The USDA will not enforce an organic claim unless the company also claims the product is certified organic to a standard. There is also no entity that will verify a company really is using a certified organic ingredient if they make a claim unless the product is USDA certified organic.  

Let's look at chips. Yes, corn chips. A company makes USDA organic corn chips and has the USDA seal on the bag. During an annual ingredient review cycle, the USDA discovers from reviewing the paperwork the company has started to import one of their ingredients from another country. When those ingredients cross the international border they were sprayed with insecticides.
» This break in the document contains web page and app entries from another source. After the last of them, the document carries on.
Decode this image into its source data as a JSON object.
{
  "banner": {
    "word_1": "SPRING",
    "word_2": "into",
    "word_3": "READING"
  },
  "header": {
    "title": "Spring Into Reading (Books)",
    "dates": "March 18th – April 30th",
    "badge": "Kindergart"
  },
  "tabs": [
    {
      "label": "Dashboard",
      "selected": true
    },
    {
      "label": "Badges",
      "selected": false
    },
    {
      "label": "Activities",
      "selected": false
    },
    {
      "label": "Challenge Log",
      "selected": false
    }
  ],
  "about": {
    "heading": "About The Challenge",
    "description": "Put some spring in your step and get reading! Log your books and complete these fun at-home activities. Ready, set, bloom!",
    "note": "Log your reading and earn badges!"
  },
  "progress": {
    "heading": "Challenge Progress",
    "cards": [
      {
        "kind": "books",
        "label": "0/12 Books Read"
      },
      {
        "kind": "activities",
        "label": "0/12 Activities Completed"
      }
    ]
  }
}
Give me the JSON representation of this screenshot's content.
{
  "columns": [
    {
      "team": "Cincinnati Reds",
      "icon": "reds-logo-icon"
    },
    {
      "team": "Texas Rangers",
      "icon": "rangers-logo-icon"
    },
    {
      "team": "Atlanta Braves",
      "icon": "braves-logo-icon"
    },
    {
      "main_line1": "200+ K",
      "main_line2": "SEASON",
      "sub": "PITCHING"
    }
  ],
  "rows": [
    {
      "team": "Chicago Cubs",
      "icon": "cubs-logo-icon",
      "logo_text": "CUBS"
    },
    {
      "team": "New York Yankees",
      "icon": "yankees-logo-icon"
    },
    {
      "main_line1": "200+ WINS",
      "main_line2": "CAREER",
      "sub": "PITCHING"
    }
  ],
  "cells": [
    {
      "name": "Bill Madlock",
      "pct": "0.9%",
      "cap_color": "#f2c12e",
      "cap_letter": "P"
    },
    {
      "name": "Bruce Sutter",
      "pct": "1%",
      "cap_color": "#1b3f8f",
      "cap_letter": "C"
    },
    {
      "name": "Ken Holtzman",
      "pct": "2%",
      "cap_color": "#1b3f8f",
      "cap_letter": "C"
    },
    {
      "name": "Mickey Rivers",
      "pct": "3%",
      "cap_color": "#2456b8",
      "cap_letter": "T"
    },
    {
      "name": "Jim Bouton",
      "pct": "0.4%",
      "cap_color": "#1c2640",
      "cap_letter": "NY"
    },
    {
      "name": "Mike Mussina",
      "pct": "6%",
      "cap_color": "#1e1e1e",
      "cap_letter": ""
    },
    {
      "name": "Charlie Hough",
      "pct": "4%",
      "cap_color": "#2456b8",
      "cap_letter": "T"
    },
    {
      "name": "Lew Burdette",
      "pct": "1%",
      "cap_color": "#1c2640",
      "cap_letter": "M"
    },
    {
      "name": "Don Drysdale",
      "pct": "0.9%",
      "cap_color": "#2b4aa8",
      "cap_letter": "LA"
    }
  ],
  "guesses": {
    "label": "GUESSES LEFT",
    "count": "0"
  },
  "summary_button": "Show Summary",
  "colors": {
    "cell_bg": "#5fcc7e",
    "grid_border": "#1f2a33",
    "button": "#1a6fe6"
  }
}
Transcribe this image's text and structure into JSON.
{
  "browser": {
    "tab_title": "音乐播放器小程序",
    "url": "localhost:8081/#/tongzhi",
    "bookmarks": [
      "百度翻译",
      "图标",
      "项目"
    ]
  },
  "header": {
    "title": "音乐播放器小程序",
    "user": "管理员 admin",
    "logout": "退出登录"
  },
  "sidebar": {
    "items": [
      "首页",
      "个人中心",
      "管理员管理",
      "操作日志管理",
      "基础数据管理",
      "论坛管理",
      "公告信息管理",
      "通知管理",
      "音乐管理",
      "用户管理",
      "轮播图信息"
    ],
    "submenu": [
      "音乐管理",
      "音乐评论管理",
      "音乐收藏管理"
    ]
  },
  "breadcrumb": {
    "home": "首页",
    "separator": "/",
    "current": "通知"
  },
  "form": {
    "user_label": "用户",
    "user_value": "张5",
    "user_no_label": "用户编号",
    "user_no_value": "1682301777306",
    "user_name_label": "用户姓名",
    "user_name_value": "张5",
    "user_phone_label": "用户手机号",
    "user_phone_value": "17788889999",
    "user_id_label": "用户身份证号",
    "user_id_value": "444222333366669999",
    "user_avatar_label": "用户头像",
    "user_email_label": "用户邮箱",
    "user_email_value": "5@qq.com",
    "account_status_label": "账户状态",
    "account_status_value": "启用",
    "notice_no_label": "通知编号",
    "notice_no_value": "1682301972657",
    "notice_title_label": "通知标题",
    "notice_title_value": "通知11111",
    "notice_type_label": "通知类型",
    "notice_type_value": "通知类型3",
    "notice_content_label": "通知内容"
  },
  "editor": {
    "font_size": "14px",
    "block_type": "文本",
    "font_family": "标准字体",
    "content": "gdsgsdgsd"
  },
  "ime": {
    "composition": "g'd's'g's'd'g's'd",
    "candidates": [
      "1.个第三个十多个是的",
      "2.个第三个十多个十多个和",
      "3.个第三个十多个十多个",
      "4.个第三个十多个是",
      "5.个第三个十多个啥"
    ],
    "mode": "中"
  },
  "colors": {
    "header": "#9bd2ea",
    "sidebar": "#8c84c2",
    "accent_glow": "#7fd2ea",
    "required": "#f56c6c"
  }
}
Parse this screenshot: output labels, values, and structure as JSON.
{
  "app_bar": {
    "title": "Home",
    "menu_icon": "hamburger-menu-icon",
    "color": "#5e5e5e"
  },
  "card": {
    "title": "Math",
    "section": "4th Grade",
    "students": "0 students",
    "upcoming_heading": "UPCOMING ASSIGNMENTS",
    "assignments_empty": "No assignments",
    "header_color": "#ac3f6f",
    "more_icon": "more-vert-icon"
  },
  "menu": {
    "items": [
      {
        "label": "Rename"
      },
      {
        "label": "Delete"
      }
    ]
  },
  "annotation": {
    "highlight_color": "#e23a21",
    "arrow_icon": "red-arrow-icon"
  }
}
The USDA forced the chip company to stop using the USDA seal while on suspension and from using the word organic in any and all of their marketing materials. If they use the word organic they will be fined $11,000 per instance. The company has a choice to make, find a new supplier and likely raise prices so they can go back to the USDA to demonstrate compliance or quit marketing as organic. They will have to also demonstrate their facility does not contain the contaminated product as the facility itself must be certified organic. 

This validation from the USDA means something. It means manufacturers have an independent third party reviewing the ingredients from their growth in the field to when they are in the product.

4-Legger believes in the integrity of the USDA certified organic program. As stewards of this planet, we strongly feel agriculture practices must align with the mandates of the USDA certified organic program -  free of synthetics like pesticides, chemical fertilizers, and dyes, and must not be processed using industrial solvents, irradiation, or genetic engineering. 

Converting farm land to organic status is a three-year process.

There is a two-year conversion process consisting of building up the fertility of the land. Produce grown in the first year cannot be stated as organic. In the second year produce may be stated as “In Conversion”. It is not until the third year that produce may be stated as fully organic.

Some very important facts about organic farming everyone should know: 

  • Organic farmers don’t receive federal subsidies like conventional farmers. The price of organic food reflects the true cost of growing.
  • The price of conventional food does not reflect the cost of environmental cleanup we pay for through our tax dollars.
  • There is mounting concern over the safety of pesticides, herbicides and our food supply.
  • Organic farming is more labor and management intensive. There is a lot more paperwork involved in organic farming! 
  • Organic farms are usually smaller than conventional farms and so do not benefit from the economies of scale that larger growers get.

It is a lot more work to comply with the USDA organic standards. We can proudly say we are both organic and truly all natural when others can make the claim but they can't back it up with third party validation! 

We truly do care about the ingredients, our planet, and the integrity of the products that go on your dog! 

We strongly feel a company shouldn't be able to say their dog shampoo is natural unless that product is USDA certified organic.



Read more about the four companies the FTC barred from making false claims